Geocaching Edmonton and Area Association
G E A A
Geocaching Edmonton and Area Association
Edmonton, Alberta Canada
So, How Does it Work?
Geocaches are hidden all over the world by fellow geocachers. A geocacher will go to a location which has usually some special interest or beauty. This is often one of their favourite places to visit. At the location, they will hide a small waterproof box containing a few varied bits and pieces (usually of little value), a logbook and a pen or pencil. Using their GPS receiver, the geocacher records the coordinates of their geocache and returns home to post its existence on the geocaching.com website.
Another geocacher will see the listing about the geocache, enter the coordinates into their GPS receiver and go in search of it.
When they find it, the finder may take something from the geocache and leave something in return, and for posterity, write about their find in the logbook. If you take something, leave something of equal or greater value in it's place, also return the geocache as you found it (hidden of course).
When the seeker returns home, he/she should log on to the geocaching.com website and log that they have found the geocache and pass any comments they wish. These logs are important to the geocache hider. It is part of their ‘reward’ for hiding the geocache.
However, before placing geocaches yourself, we strongly advise that you build up your enthusiasm for and commitment to the game over a period of time. The greatest proportion of geocaching ‘drop-outs’ occur in the first 12 months after starting. The result can often lead to unwanted and unmaintained geocaches geo-littering the countryside. We would prefer this not to happen, as it spoils the game for everyone to find a neglected geocache.
What do I Need to Play the Game?
A sense of fun and adventure, a GPS receiver or a smart phone and some method of transport.
A sense of adventure to go out and find places you might never have otherwise known about and see things which would have passed you by. Imagine sitting on a small hill watching two young foxes ‘playing’ together in the field below you while a Red Kite wheels and performs aerobatics over your head.
A GPS receiver (often referred to as simply a GPS) is a device which ‘listens’ to the signals broadcast from satellites orbiting the Earth. From those signals, a GPS or global positioning system is able to calculate its location on the planet to typically within about 5 metres. Once a GPS knows where it is, and where you want to go, it can point you to your destination. GPS receivers are available from around £80 in the UK up to several hundred. A simple base model is sufficient for geocaching, but the more expensive models offer many varied facilities. There are also Geocaching apps available for most smart phones, so you may even have a device you can use to play already! Just search for “Geocaching” in the App store on your device.

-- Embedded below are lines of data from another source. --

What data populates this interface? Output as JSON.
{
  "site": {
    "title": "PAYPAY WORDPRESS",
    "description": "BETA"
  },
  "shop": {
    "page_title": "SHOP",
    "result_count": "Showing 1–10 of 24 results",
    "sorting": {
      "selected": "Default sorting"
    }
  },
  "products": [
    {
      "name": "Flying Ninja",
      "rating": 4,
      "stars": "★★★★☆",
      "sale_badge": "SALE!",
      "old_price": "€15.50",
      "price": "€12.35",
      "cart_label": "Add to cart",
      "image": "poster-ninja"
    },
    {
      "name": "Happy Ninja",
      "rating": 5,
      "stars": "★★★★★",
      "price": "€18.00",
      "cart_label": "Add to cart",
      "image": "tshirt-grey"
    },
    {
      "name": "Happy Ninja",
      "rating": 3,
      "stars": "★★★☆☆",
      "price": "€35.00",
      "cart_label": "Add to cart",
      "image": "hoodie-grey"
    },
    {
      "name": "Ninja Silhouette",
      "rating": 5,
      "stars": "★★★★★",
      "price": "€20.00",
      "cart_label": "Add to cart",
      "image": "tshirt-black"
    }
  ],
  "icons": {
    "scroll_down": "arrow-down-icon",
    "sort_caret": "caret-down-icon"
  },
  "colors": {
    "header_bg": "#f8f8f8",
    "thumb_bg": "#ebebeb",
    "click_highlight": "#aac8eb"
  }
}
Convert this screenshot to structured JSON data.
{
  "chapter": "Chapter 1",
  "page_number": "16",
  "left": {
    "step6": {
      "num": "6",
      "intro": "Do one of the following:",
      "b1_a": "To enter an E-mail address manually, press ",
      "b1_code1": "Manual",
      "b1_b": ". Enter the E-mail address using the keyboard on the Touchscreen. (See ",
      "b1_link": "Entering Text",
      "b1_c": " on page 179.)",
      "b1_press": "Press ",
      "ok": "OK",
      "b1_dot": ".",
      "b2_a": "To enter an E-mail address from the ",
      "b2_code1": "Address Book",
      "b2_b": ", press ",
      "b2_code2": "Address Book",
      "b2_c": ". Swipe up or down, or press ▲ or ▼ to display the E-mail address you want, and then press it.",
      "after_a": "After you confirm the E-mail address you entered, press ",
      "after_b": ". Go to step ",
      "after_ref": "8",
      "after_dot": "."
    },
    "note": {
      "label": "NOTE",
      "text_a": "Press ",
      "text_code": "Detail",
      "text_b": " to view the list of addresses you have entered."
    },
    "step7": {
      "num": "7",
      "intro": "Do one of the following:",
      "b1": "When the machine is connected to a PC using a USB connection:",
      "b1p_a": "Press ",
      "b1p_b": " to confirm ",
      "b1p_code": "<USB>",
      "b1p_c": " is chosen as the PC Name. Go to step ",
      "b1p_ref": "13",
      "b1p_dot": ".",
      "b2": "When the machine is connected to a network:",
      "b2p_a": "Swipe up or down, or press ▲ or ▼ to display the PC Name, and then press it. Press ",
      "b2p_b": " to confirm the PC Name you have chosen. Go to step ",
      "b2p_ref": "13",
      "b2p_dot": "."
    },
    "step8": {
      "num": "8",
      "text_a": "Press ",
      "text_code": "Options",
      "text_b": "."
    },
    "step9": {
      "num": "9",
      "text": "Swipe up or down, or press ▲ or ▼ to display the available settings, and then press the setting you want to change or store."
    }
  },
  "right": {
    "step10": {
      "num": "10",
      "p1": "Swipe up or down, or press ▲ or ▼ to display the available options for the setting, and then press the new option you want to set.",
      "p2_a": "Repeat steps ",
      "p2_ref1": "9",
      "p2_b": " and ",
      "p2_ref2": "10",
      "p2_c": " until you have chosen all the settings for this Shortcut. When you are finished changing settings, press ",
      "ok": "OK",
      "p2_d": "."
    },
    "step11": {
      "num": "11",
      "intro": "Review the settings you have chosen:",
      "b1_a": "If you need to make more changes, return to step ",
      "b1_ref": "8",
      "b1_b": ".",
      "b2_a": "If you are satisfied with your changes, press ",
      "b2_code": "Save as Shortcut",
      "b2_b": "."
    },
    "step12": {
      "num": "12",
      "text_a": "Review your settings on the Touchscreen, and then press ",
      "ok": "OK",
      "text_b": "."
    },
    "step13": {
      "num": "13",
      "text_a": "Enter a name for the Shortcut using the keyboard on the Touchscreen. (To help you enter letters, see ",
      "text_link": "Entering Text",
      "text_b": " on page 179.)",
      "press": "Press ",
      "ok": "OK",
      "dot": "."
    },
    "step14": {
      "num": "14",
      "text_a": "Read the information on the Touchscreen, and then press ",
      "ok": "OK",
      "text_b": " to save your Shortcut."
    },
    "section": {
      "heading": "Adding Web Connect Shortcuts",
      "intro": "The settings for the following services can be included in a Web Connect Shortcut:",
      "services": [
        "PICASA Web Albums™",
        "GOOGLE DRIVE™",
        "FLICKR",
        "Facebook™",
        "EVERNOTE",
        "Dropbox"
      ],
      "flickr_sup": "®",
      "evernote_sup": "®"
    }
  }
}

Access to the Internet. Geocaches (often abbreviated to ‘caches’) are listed on the website www.geocaching.com. Sign up for free, log in and search for geocaches in your local area, you will be surprised how close your nearest one will be.
A form of transport. Most geocaches are hidden in the countryside and away from public transport routes so a method of getting to the locality is helpful. It is also true that many geocachers do use public transport/cycles and hiking. You may however, find some geocaches in your local town or city which are in fact right on your doorstep! Look at the attributes on the geocache page for parking waypoints, public transport, whether bicycles are allowed, if the geocache is recommended for kids, or if there is a hike involved.
A few bits and pieces to use as swaps in the geocaches you visit. There is no compulsion to swap anything, but often you will find an item of interest in a geocache, it is only fair play that if you take something, you should leave something in exchange of equal or greater value.
What is Geocaching?
Geocaching is a real-world, outdoor treasure hunting game using GPS-enabled devices. Navigate to a specific set of GPS coordinates and then attempt to find the geocache (container) hidden at that location.
Remember to bring:
Something to leave in the cache. One of the rules of geocaching is: if you take something out of the cache - you must replace it with another item of equal or greater value. Bring along a small toy, trinket or token to leave behind. Do not leave behind food or heavily scented items (we don’t want animals damaging the geocaches).
A pen or pencil. Remember to sign the log book found inside a cache. Some caches are too small to accommodate a pen or pencil - so bring your own!
Extra batteries for your GPS.
Hints and Tips
Before you set out on a geocaching adventure - check the online logbook to make sure the cache has not gone missing or is under repair.
Most importanly be safe. Check out the terrain and difficulty ratings for each cache before you head out for your geocaching experience! Some caches may be difficult to get to and, if beyond your ability, don't take chances. Some caches are only available at certain times of the year.